Give the number of lines in this listing that contain the word "grade", and nothing else.

Content starts

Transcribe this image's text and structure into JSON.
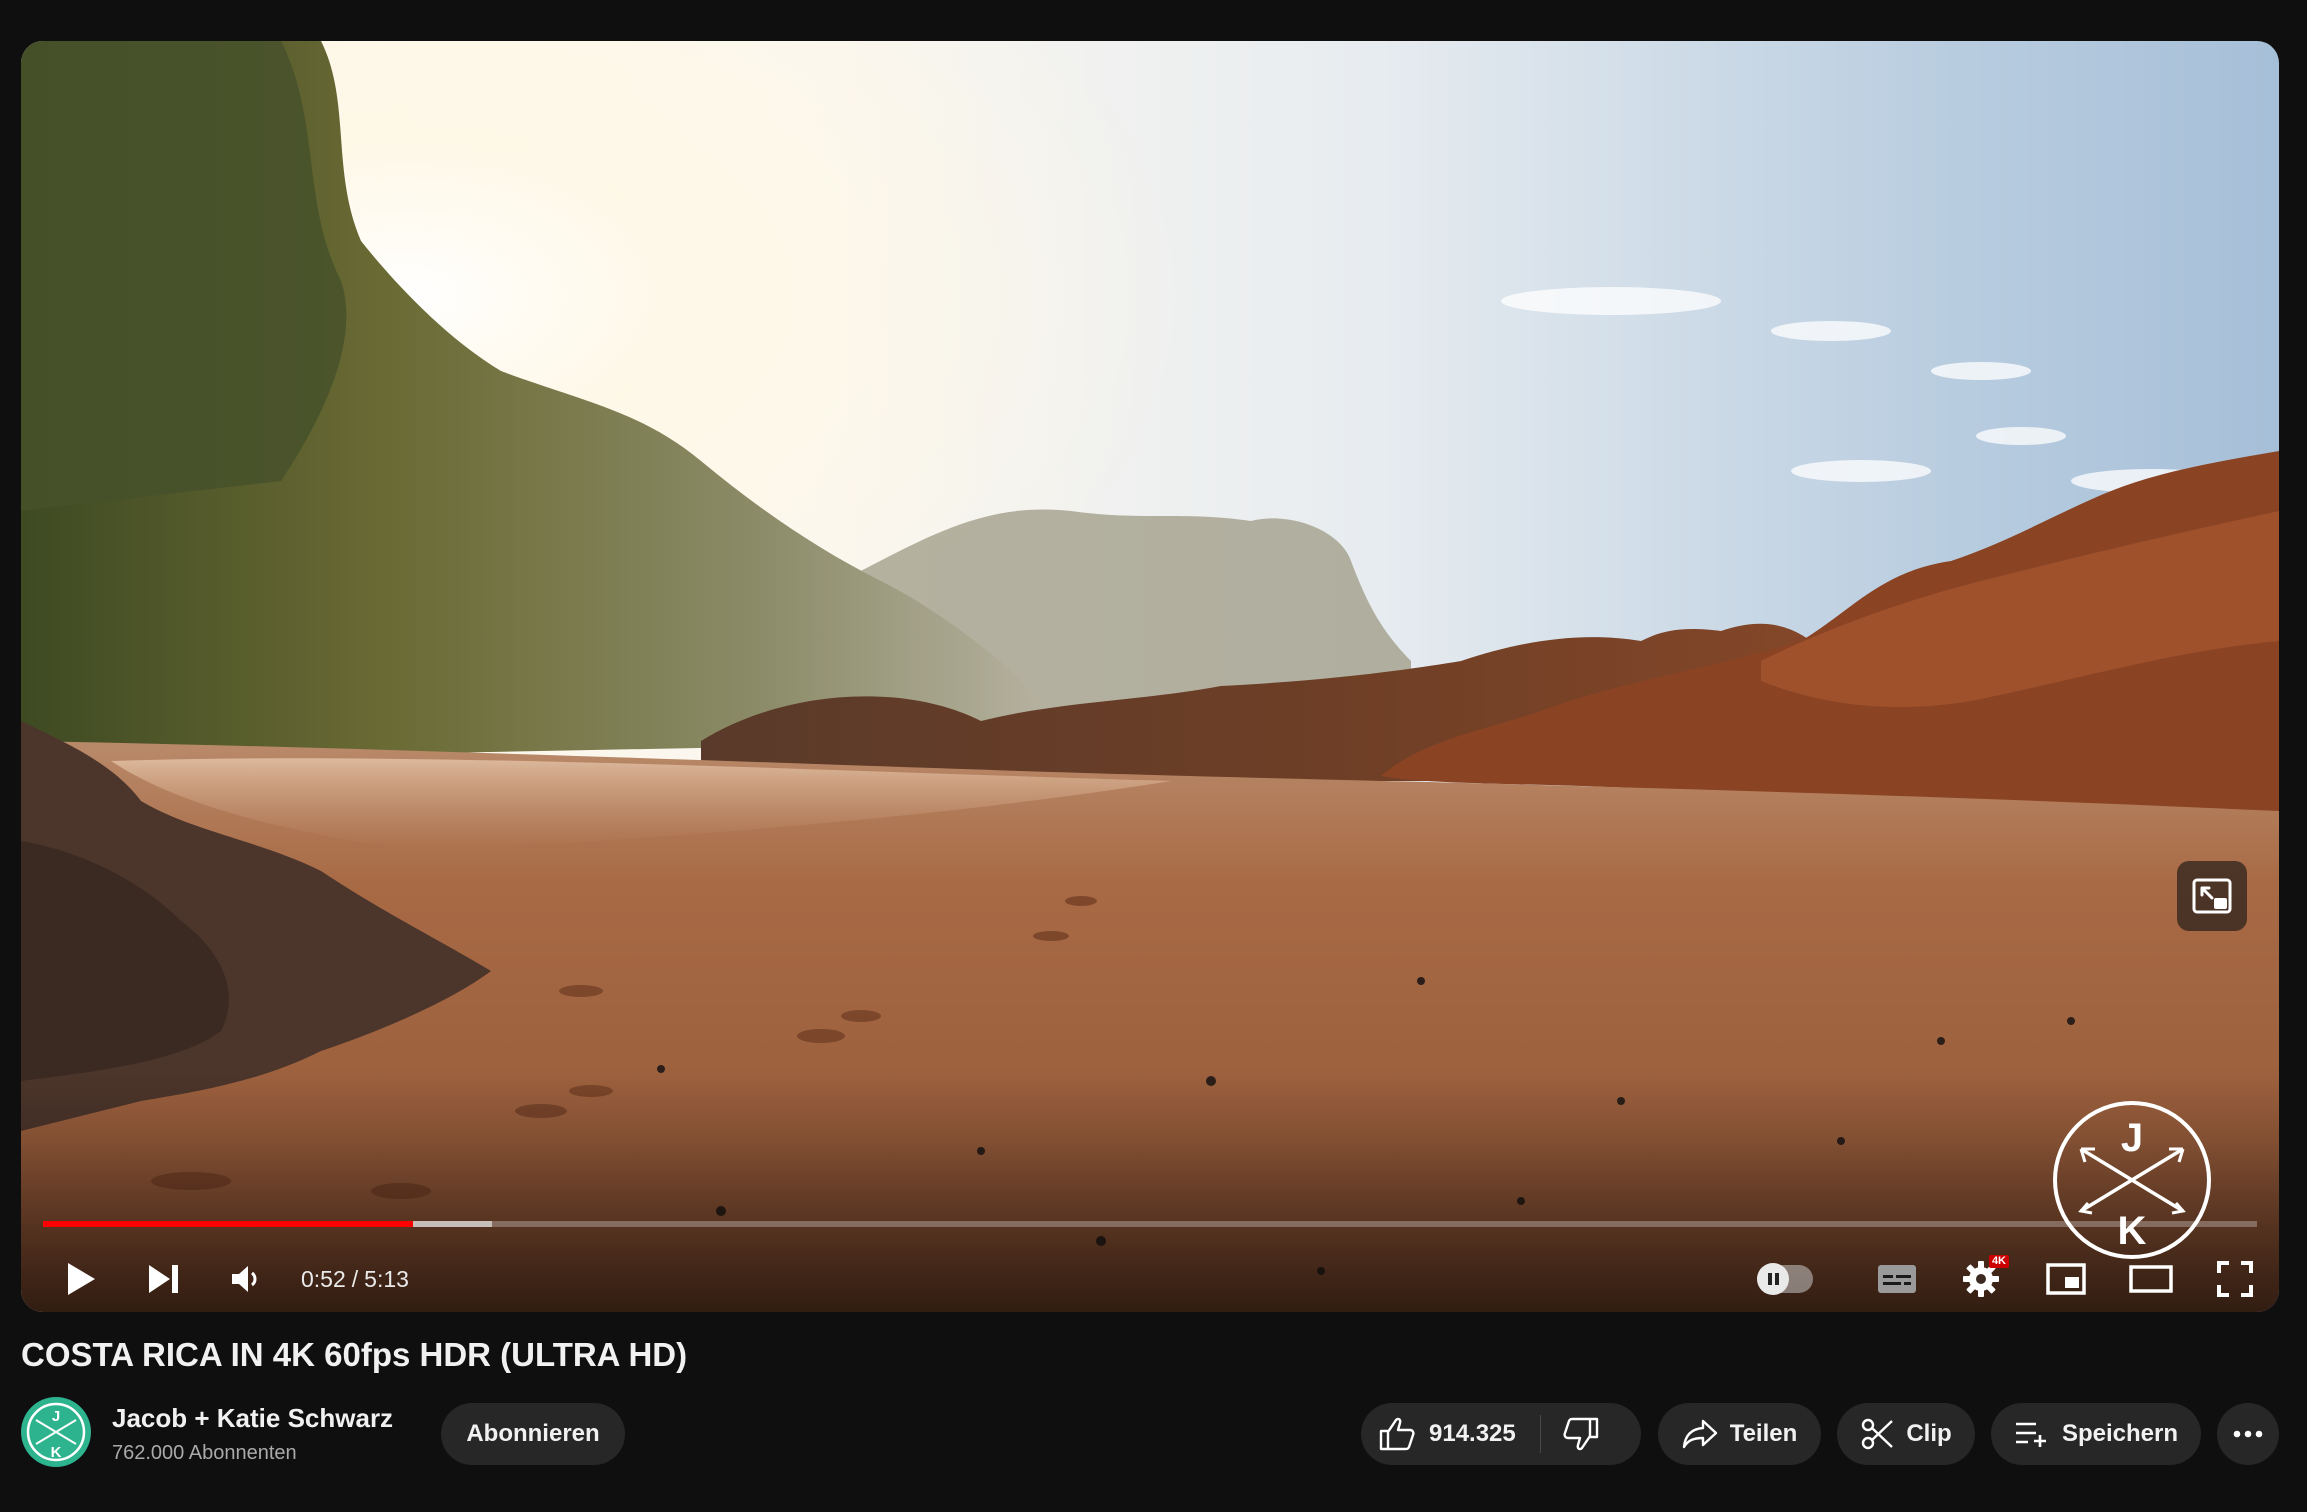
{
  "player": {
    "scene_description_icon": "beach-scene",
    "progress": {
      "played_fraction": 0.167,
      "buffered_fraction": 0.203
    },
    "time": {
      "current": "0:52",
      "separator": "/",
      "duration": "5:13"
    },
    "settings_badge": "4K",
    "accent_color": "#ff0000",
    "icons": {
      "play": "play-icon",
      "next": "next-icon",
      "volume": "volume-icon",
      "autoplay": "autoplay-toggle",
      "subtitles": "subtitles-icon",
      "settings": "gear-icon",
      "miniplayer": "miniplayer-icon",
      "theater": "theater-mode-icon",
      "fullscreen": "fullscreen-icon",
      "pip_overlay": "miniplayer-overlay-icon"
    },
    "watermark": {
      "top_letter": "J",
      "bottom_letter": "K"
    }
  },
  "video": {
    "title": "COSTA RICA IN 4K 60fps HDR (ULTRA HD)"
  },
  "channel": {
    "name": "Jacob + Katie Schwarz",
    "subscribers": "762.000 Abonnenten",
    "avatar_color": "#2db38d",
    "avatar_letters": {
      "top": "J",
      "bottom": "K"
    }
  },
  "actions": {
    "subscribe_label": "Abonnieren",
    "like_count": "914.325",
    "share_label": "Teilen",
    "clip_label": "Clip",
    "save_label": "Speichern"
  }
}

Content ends
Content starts

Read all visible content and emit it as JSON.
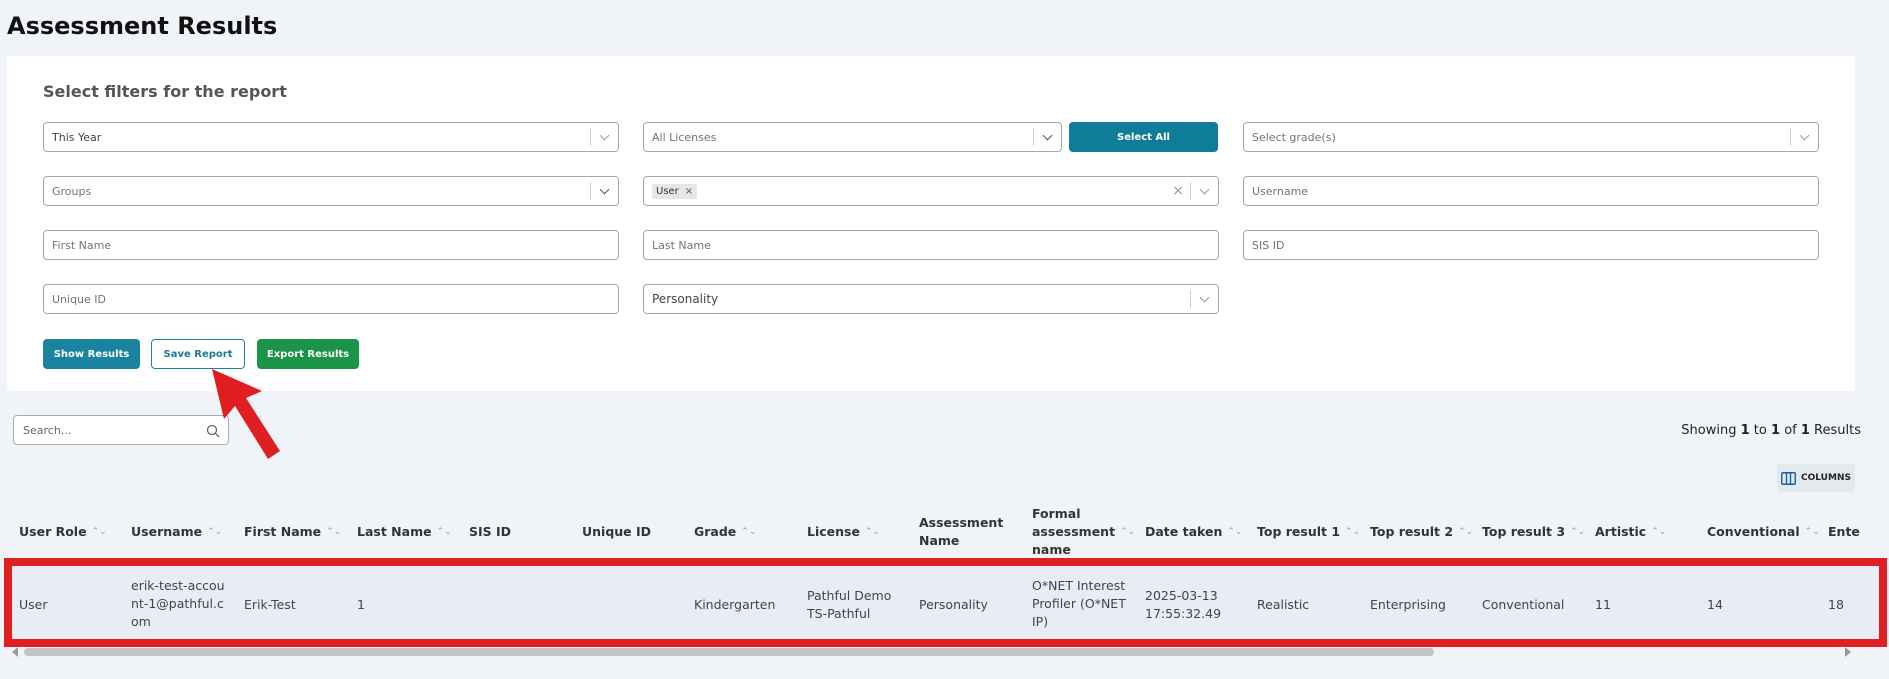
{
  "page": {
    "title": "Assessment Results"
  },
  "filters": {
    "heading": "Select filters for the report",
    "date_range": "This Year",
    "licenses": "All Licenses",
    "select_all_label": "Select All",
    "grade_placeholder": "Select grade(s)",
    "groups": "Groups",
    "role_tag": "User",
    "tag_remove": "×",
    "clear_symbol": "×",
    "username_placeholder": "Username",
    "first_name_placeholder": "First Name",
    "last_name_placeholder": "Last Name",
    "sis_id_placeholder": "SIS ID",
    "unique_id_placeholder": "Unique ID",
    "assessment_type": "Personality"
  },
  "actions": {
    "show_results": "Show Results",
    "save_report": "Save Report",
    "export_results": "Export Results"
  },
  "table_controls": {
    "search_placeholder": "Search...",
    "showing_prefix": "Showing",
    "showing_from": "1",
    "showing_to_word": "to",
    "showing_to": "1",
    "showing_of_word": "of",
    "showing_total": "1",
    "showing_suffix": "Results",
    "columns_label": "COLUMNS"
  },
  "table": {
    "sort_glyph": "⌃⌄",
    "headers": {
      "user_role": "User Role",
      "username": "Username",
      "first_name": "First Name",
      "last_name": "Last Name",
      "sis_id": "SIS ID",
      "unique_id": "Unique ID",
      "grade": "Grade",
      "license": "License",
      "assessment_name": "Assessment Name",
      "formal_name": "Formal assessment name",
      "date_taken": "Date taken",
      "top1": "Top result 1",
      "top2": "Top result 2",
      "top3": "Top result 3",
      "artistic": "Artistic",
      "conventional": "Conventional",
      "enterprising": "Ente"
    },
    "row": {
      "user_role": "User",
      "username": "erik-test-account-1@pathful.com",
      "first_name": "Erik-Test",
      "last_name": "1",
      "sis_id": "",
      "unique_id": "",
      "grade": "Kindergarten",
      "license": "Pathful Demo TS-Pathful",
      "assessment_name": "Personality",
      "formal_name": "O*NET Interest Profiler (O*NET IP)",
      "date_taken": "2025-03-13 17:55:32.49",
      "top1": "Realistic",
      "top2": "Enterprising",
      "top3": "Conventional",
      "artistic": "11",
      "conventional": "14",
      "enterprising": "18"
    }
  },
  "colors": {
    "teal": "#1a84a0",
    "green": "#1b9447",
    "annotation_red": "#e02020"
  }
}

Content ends

YOUR RESPONSE — 3